> _HOW TO COMPLETE THIS TASK_
Search the entries below for "kind" and copy each matching line.

> _AVAILABLE RECORDS_
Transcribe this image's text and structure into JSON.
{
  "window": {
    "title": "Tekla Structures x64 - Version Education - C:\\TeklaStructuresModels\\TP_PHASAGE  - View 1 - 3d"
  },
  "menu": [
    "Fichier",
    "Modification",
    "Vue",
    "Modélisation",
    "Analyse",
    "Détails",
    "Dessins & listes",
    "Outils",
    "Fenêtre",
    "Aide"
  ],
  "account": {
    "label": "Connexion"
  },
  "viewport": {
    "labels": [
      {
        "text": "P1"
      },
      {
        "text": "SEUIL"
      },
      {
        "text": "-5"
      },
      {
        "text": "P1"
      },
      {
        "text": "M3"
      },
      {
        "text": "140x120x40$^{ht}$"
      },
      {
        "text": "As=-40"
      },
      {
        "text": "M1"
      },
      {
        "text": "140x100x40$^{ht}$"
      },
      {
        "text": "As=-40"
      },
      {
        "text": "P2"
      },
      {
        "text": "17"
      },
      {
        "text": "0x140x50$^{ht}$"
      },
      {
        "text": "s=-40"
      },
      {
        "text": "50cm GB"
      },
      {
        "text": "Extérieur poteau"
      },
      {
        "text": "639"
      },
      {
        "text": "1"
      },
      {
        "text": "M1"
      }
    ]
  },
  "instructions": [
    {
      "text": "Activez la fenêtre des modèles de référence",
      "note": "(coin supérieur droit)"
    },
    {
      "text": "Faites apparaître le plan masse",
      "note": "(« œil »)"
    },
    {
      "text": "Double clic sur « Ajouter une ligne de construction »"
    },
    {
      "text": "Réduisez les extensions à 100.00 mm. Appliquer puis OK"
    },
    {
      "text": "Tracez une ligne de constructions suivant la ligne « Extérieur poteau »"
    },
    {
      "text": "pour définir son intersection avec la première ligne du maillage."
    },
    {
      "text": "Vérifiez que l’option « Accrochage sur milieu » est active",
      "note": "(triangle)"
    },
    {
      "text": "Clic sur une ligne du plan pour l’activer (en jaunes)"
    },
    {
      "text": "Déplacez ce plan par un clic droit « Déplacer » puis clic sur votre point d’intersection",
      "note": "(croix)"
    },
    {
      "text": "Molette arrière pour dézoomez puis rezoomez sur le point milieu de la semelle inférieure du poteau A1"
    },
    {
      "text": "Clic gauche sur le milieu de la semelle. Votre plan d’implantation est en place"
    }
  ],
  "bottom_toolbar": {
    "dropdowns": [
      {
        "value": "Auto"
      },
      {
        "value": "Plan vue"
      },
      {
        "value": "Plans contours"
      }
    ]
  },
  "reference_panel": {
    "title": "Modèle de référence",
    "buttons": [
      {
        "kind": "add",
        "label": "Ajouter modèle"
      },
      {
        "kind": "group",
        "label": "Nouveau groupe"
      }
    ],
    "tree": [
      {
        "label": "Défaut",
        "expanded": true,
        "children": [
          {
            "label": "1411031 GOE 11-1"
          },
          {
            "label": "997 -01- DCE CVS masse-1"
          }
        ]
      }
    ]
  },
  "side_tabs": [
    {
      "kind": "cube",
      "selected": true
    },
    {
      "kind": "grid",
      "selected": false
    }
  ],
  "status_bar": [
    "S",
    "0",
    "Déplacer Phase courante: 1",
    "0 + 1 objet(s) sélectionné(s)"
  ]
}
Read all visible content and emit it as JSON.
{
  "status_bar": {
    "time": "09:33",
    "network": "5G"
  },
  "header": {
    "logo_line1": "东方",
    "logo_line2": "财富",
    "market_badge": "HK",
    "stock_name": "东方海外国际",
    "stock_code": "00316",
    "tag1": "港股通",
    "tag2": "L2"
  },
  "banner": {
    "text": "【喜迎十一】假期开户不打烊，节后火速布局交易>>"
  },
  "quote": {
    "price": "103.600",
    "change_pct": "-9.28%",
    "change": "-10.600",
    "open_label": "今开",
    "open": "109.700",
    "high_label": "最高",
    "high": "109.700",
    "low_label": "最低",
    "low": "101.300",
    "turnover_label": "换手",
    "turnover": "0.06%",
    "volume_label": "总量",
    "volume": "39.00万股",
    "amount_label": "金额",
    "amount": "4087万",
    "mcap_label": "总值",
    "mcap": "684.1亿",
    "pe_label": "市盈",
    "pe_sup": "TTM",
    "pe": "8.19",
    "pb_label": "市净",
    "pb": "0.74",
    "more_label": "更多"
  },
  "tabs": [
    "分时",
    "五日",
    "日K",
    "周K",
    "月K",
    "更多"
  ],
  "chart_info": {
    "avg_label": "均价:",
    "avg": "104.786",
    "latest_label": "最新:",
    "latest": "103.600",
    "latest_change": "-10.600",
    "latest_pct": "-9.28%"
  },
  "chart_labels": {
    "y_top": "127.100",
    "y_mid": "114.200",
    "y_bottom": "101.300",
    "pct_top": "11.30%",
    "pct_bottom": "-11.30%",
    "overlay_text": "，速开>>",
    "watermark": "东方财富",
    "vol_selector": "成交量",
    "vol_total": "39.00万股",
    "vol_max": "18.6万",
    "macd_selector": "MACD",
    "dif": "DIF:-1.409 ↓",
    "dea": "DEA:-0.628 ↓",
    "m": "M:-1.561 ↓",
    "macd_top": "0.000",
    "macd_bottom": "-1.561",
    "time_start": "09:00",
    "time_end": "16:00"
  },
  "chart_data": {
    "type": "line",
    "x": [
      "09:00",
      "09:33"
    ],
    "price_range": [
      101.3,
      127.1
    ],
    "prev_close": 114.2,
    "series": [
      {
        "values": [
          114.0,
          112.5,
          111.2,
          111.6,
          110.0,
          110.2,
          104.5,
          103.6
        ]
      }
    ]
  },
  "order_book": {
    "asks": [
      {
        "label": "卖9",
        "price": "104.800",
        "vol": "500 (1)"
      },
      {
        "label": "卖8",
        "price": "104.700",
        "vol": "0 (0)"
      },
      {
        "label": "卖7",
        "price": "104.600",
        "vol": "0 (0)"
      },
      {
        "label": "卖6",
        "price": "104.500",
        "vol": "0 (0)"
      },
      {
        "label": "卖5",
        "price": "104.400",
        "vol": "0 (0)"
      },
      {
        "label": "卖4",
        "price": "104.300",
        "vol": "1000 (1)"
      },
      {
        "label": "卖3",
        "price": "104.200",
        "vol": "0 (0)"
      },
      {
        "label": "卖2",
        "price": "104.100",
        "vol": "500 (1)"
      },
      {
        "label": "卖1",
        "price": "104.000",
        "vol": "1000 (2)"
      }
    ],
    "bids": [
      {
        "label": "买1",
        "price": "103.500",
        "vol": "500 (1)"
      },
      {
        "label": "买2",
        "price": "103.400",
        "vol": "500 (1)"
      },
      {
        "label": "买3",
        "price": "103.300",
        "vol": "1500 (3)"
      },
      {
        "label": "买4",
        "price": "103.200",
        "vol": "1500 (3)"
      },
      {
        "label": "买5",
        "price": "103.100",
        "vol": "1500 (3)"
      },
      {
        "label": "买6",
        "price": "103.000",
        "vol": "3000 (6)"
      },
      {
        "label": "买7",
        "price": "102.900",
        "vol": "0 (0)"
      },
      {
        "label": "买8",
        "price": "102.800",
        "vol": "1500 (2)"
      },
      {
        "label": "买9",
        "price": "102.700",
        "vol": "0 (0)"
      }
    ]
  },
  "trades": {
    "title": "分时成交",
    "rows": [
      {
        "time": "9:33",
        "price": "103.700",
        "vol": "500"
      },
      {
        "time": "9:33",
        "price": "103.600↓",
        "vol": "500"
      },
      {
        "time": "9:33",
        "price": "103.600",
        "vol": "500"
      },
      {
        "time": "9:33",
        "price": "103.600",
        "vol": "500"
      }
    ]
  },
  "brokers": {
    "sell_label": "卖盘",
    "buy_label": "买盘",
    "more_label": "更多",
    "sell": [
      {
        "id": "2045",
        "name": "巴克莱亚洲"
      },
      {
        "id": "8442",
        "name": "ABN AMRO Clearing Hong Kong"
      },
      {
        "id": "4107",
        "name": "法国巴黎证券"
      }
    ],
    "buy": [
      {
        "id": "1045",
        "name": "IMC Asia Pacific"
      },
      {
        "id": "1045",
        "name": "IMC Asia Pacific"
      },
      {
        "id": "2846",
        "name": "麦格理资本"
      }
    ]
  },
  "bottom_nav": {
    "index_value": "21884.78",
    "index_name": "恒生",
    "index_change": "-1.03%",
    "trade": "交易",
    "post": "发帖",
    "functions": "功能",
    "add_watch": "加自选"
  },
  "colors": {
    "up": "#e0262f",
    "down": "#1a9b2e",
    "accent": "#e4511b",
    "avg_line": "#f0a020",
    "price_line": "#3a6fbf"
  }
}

> _FINAL ANSWER_
        "kind": "add",
        "kind": "group",
      "kind": "cube",
      "kind": "grid",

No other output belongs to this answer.